Although I don’t vote Labour (and only voted Tory once) I think perhaps this little set of memories might help explain why I find Labour pc and Conservative Friedmanism equally abhorrent.
My Dad’s sister was called Molly. In 1930, while playing in the back yard of the family home in Buile Street Salford, she fell over and scratched her knee quite badly on the edge of a flagstone. My grandmother bathed the wound, and Molly (always called ‘Mont’ for some reason) went back to playing with her two appalling brothers.
Two days later, the knee was looking ‘angry’ as we say in Lancashire. But this was 1930: as a Union organiser on the trams, Grandad had been first locked out during the 1926 General Strike, and then victimised into unemployment. Before the war, my grandfather had been a master carpenter. He went off with the Lancashire fusiliers to get his head shot at in the First World War, miraculously survived, and returned home to a land “fit for heroes” – up to but not including getting his job back. He never had a proper job again after that.
Point is, there was no money coming into 17 Buile Street…and there was no NHS. So grandma held off calling in the doctor. That decision cost my Aunt her leg. A week later it was amputated. Her mum was riddled with guilt, and Molly’s life was ruined – she was, I can say without bias having seen the pics, one hot babe. But back then, a cripple was a cripple.
Some time not too long afterwards, a young Labour MP called Aneurin Bevan pledged that, when a full majority Labour Government was elected, he would “banish the fear of medical bills forever”. Nye was as good as his word. I’m not a Socialist, but I am an unashamed Bevan hero-worshipper. The Young Right pillocks who today dismiss him as “Big State Labour” completely fail to grasp what this giant of a man was trying to achieve: a loosely affiliated, Westminster-funded alliance of clinics and hospitals like the one that saved his Mum’s life when he was a teenager.
One of Bevan’s most telling answers (given at a hustings meeting in 1951) was “The purpose of power is to give it back”. Does this sound like the utterance of a Stateist control freak? I think not: indeed, towards the end of his all-too-short life, Nye Bevan expressed in private his disappointment at the many-headed serpent his invention had become.
Anyway, Mont lived with her disability, and became the main breadwinner until my Dad got a job with a cotton merchant in 1933. In 1950, she fell in love with an Irish bloke and – being a strict Catholic – fell pregnant in short order. He deserted her before the wedding, and what would’ve been my adopted brother Patrick died soon after being born. Molly’s lot was not a happy one. Neither was my Grandmother’s: she never forgave herself.
This tale of woe perhaps explains my intense dislike of Jeremy Hunt, and why I can see grubby little hypocrites like him coming a mile off. So then: why do I not support the Labour Party? There are a thousand answers to that, but here’s one to be going on with.
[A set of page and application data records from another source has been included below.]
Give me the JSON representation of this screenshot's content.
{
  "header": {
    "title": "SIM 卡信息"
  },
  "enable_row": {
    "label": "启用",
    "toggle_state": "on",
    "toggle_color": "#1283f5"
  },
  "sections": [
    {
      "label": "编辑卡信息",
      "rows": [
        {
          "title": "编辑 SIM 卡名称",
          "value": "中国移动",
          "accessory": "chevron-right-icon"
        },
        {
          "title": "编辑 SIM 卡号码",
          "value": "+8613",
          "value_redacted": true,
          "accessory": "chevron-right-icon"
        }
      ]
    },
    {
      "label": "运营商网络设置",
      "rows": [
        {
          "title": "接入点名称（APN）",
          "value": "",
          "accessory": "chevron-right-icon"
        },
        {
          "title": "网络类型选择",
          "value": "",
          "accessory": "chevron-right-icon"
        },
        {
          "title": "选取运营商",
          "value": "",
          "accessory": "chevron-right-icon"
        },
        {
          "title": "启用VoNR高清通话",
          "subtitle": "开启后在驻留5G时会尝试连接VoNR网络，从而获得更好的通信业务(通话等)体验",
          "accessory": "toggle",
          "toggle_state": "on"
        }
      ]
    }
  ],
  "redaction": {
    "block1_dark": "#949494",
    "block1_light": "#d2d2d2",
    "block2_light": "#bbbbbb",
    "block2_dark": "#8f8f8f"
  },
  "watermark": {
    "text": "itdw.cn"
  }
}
In the late Sixties, Molly and I were watching an episode of Not only…but Also. The show contained the now immortal one-legged Tarzan sketch. In this hysterical piece, Dudley Moore turns up as a one-legged man to audition for the role of Tarzan, and Peter Cook plays the vaguely Jewish agent explaining why he’s unlikely to land the part. Molly laughed herself to tears at the sketch. She didn’t take it personally, because the sketch is not about disabled people: rather, it’s based on the age-old gag about the difference between human aspiration and achievement.
If there is one thing I find patronising and insensitive, it is bourgeois Labour supporters trying to persuade disabled people that they should indulge in self-pity – and preferably sue either the Creator who made them that way, or the tree that jumped out in front of their car. Frankly, even if an employer’s neglect (not unusual) caused them to be paraplegic, their sole concern should be to get a just amount of compensation…not to eat themselves up with bitter desire for revenge.
I do not support the Conservatives, because the Party is being hijacked by shitheads. I do not support Labour, because the Party believes that litigation and hate are the answers to every problem. I do not support any ‘establishment’ Party, because their sole aim is to enable the survival of that establishment…whereas I think the system is way, way past its sell-by date.